Discourse Monopoly: The Communication Practice of Online Populism



With different strategies such as labeling, spreading rumors, vituperating, misleading, human flesh searching and restraining free speech, discourse domination becomes a kind of communication practice of online populism to control the public opinion. As a kind of online populism, discourse domination is mainly caused by the non-transparency and unavailability of information and presently existing unfairness, all of which breed the online populism. Hence the discourse domination can be greatly suppressive in the mentioned non-transparency. The online populism seeks the pragmatic power through various rivals in the field of Internet to mislead the mass to criticize the opponents. With its growing harm to our society, discourse domination must be scientifically regulated according to the crisis response system of the government.


Discourse Domination; online populism; Communicating strategy

Full Text:



Austin, J. L. (1962). How to do things with words (p.120). Cambridge: Massachusetts.

Bourdieu, P. (1998). Practical reason: Acting theory. Cambridge: Polity.

Bourdieu, P. (2000). Sur la television. J. Xu (Trans.). Shenyang: Liaoning Educational Press. (In Chinese).

Dahrendorf, R. (2003). Acht Anmerkungen zum. Transit Europa¨ische Revue, 25, 156-163.

Li, Y. (2011, April 15) Wipe out “Everyone is equal” and come back to hierarchy. Retrieved from http://www.wyzxsx.com/Article/view/201104/227460.html

Margetts, H. (2001). The cyber party. Paper presented to ECPR Joint Sessions. London. Retrieved rom http://www.governmentontheweb.org/sites/governmentontheweb.org/files/Cyber_party_paper.pdf

Taggart, P. (2005). The populism. M. X. Yuan (Trans.). Changchun: Jilin People’S Press. (In Chinese).

Tang, X. B. (2008). The populism of underclass and intellectual. Retrieved from Xue Yong’s blog “Cynical Intellectual”: http://blog.sina.com.cn/s/blog_45f00ef401008yrz.html. (In Chinese).

DOI: http://dx.doi.org/10.3968/j.ccc.1923670020141001.3980


  • There are currently no refbacks.

Copyright (c) 2014 Long CHEN

Creative Commons License
This work is licensed under a Creative Commons Attribution 4.0 International License.

Share us to:   
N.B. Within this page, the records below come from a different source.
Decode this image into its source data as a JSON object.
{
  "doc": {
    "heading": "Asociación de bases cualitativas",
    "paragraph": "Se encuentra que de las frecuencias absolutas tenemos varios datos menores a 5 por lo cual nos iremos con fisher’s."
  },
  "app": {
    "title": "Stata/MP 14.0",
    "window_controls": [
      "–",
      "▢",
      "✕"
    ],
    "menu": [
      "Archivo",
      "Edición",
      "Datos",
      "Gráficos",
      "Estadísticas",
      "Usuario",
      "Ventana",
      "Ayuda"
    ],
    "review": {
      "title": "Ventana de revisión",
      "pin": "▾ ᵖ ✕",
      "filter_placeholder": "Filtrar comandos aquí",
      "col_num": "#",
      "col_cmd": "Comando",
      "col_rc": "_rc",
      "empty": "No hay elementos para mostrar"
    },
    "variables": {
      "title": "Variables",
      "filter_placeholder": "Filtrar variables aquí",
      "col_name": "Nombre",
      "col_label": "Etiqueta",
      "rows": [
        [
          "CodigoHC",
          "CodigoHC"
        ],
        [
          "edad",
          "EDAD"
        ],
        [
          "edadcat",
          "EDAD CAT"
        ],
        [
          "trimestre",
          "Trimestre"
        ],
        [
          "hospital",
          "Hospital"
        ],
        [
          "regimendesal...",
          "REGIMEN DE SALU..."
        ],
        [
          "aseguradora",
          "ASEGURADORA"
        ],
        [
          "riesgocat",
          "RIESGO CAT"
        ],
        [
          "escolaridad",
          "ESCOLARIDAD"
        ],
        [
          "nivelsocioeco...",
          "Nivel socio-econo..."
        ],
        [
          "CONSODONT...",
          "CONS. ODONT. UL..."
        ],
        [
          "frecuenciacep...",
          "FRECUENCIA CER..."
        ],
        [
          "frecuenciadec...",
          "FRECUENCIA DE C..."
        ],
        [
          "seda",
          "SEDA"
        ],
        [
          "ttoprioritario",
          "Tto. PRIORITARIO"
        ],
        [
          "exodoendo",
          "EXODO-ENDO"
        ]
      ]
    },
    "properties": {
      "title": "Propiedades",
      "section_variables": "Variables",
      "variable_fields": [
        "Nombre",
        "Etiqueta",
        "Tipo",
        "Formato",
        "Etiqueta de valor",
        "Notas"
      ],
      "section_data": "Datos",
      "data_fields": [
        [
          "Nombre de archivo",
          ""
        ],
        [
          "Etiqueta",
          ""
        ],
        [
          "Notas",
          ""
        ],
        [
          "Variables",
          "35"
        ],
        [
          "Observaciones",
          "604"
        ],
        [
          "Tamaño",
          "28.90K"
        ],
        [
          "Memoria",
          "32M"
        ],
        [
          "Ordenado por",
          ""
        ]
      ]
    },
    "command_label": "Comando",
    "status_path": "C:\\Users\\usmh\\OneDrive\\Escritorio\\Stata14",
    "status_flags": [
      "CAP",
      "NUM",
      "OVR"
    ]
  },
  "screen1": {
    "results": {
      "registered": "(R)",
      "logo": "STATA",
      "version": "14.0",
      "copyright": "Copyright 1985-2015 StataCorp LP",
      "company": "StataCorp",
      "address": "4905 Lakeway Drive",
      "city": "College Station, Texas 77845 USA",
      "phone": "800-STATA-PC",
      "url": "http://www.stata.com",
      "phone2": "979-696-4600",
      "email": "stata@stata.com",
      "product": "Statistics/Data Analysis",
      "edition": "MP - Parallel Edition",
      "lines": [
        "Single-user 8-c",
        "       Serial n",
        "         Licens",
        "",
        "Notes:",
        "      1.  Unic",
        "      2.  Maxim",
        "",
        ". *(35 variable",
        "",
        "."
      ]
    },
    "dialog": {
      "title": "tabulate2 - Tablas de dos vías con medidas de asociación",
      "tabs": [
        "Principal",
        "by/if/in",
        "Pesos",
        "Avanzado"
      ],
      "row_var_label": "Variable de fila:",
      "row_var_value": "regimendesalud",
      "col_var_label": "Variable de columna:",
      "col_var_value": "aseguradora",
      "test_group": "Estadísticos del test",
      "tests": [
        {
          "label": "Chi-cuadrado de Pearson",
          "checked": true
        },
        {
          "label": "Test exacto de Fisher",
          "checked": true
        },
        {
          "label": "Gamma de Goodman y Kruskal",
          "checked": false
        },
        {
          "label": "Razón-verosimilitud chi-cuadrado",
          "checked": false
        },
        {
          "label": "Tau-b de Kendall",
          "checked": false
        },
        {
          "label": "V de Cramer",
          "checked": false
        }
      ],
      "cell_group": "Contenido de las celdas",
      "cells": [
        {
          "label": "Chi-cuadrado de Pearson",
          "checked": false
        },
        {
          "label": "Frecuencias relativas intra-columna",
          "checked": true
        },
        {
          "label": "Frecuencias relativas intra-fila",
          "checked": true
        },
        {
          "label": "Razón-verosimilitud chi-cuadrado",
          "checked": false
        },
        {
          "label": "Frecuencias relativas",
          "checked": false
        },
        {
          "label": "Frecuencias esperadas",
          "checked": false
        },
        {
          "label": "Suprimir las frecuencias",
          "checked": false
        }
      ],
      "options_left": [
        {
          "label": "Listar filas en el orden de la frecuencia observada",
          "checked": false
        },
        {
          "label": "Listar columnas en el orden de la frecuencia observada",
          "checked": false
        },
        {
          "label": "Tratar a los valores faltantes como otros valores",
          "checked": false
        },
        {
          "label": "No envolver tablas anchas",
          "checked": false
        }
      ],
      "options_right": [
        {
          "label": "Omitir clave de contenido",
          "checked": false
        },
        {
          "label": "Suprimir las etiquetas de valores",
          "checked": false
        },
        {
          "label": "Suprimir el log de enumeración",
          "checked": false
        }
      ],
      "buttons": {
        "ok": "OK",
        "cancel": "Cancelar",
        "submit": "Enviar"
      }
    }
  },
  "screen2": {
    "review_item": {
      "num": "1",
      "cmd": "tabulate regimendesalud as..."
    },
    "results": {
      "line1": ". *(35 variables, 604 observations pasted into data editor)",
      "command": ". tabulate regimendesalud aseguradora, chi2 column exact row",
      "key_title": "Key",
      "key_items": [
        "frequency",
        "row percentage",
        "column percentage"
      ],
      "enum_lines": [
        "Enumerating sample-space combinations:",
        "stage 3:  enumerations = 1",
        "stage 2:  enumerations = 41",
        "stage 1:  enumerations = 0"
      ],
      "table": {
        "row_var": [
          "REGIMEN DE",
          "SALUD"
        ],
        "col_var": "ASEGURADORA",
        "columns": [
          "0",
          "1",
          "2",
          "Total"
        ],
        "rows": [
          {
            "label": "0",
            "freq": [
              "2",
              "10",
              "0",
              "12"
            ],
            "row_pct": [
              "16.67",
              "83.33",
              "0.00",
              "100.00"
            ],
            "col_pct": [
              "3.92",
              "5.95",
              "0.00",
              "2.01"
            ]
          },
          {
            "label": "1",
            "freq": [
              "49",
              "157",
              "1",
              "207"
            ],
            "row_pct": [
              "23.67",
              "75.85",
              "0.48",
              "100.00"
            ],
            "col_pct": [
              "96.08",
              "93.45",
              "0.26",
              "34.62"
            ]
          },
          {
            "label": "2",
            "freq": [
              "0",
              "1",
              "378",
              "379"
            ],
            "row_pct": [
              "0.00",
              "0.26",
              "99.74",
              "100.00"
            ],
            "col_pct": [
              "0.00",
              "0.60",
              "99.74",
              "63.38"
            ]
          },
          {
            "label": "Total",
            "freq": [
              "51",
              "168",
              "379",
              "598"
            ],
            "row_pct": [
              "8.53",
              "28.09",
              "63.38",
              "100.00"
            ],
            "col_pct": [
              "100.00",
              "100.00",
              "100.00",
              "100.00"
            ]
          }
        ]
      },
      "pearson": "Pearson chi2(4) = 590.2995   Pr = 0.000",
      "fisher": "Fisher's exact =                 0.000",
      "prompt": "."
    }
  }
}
  • How to do online submission to another Journal?
  • If you have already registered in Journal A, then how can you submit another article to Journal B? It takes two steps to make it happen:

1. Register yourself in Journal B as an Author

  • Find the journal you want to submit to in CATEGORIES, click on “VIEW JOURNAL”, “Online Submissions”, “GO TO LOGIN” and “Edit My Profile”. Check “Author” on the “Edit Profile” page, then “Save”.

2. Submission

Online Submission: http://cscanada.org/index.php/ccc/submission/wizard

  • Go to “User Home”, and click on “Author” under the name of Journal B. You may start a New Submission by clicking on “CLICK HERE”.
  • We only use four mailboxes as follows to deal with issues about paper acceptance, payment and submission of electronic versions of our journals to databases: caooc@hotmail.com; office@cscanada.net; ccc@cscanada.net; ccc@cscanada.org

 Articles published in Cross-Cultural Communication are licensed under Creative Commons Attribution 4.0 (CC-BY).


Address: 1055 Rue Lucien-L'Allier, Unit #772, Montreal, QC H3G 3C4, Canada.
Telephone: 1-514-558 6138 
Website: Http://www.cscanada.net; Http://www.cscanada.org 
E-mail:caooc@hotmail.com; office@cscanada.net

Copyright © Canadian Academy of Oriental and Occidental Culture